Exercise description: Output the listing exactly, leaving nothing out.

===

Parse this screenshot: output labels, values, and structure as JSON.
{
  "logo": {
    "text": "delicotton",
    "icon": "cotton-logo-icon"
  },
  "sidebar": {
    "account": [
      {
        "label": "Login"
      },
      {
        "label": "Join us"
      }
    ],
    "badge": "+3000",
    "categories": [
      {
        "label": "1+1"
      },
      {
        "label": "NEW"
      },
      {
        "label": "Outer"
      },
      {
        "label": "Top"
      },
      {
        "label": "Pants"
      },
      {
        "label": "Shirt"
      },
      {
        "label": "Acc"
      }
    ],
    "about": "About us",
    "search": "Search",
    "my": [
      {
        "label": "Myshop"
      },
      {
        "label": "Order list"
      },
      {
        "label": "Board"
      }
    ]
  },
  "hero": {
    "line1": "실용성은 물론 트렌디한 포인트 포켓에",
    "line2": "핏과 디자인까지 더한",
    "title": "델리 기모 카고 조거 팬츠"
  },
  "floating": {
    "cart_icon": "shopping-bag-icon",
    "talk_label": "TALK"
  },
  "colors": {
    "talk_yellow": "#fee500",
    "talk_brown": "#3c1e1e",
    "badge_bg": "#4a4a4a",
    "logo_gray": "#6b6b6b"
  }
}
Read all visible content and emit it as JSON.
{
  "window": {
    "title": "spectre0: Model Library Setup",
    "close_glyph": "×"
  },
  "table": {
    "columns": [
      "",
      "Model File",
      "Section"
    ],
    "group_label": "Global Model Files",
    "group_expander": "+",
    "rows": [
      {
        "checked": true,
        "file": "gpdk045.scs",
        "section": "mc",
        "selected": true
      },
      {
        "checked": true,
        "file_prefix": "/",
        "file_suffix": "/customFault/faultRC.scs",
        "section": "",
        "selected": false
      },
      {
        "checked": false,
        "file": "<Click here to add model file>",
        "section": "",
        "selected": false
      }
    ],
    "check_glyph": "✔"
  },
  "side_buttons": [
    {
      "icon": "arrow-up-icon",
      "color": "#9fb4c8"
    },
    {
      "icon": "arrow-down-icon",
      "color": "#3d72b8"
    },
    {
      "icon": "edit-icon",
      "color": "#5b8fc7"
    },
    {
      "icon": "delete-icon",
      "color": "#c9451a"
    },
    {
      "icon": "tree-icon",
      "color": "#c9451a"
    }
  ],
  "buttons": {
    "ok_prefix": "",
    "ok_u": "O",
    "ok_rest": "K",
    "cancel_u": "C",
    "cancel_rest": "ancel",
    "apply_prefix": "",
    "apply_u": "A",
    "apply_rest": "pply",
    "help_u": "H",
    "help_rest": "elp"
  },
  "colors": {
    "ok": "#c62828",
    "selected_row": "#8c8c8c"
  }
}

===

Answer section:
Parse this screenshot: output labels, values, and structure as JSON.
{
  "logo": {
    "text": "delicotton",
    "icon": "cotton-logo-icon"
  },
  "sidebar": {
    "account": [
      {
        "label": "Login"
      },
      {
        "label": "Join us"
      }
    ],
    "badge": "+3000",
    "categories": [
      {
        "label": "1+1"
      },
      {
        "label": "NEW"
      },
      {
        "label": "Outer"
      },
      {
        "label": "Top"
      },
      {
        "label": "Pants"
      },
      {
        "label": "Shirt"
      },
      {
        "label": "Acc"
      }
    ],
    "about": "About us",
    "search": "Search",
    "my": [
      {
        "label": "Myshop"
      },
      {
        "label": "Order list"
      },
      {
        "label": "Board"
      }
    ]
  },
  "hero": {
    "line1": "실용성은 물론 트렌디한 포인트 포켓에",
    "line2": "핏과 디자인까지 더한",
    "title": "델리 기모 카고 조거 팬츠"
  },
  "floating": {
    "cart_icon": "shopping-bag-icon",
    "talk_label": "TALK"
  },
  "colors": {
    "talk_yellow": "#fee500",
    "talk_brown": "#3c1e1e",
    "badge_bg": "#4a4a4a",
    "logo_gray": "#6b6b6b"
  }
}
Read all visible content and emit it as JSON.
{
  "window": {
    "title": "spectre0: Model Library Setup",
    "close_glyph": "×"
  },
  "table": {
    "columns": [
      "",
      "Model File",
      "Section"
    ],
    "group_label": "Global Model Files",
    "group_expander": "+",
    "rows": [
      {
        "checked": true,
        "file": "gpdk045.scs",
        "section": "mc",
        "selected": true
      },
      {
        "checked": true,
        "file_prefix": "/",
        "file_suffix": "/customFault/faultRC.scs",
        "section": "",
        "selected": false
      },
      {
        "checked": false,
        "file": "<Click here to add model file>",
        "section": "",
        "selected": false
      }
    ],
    "check_glyph": "✔"
  },
  "side_buttons": [
    {
      "icon": "arrow-up-icon",
      "color": "#9fb4c8"
    },
    {
      "icon": "arrow-down-icon",
      "color": "#3d72b8"
    },
    {
      "icon": "edit-icon",
      "color": "#5b8fc7"
    },
    {
      "icon": "delete-icon",
      "color": "#c9451a"
    },
    {
      "icon": "tree-icon",
      "color": "#c9451a"
    }
  ],
  "buttons": {
    "ok_prefix": "",
    "ok_u": "O",
    "ok_rest": "K",
    "cancel_u": "C",
    "cancel_rest": "ancel",
    "apply_prefix": "",
    "apply_u": "A",
    "apply_rest": "pply",
    "help_u": "H",
    "help_rest": "elp"
  },
  "colors": {
    "ok": "#c62828",
    "selected_row": "#8c8c8c"
  }
}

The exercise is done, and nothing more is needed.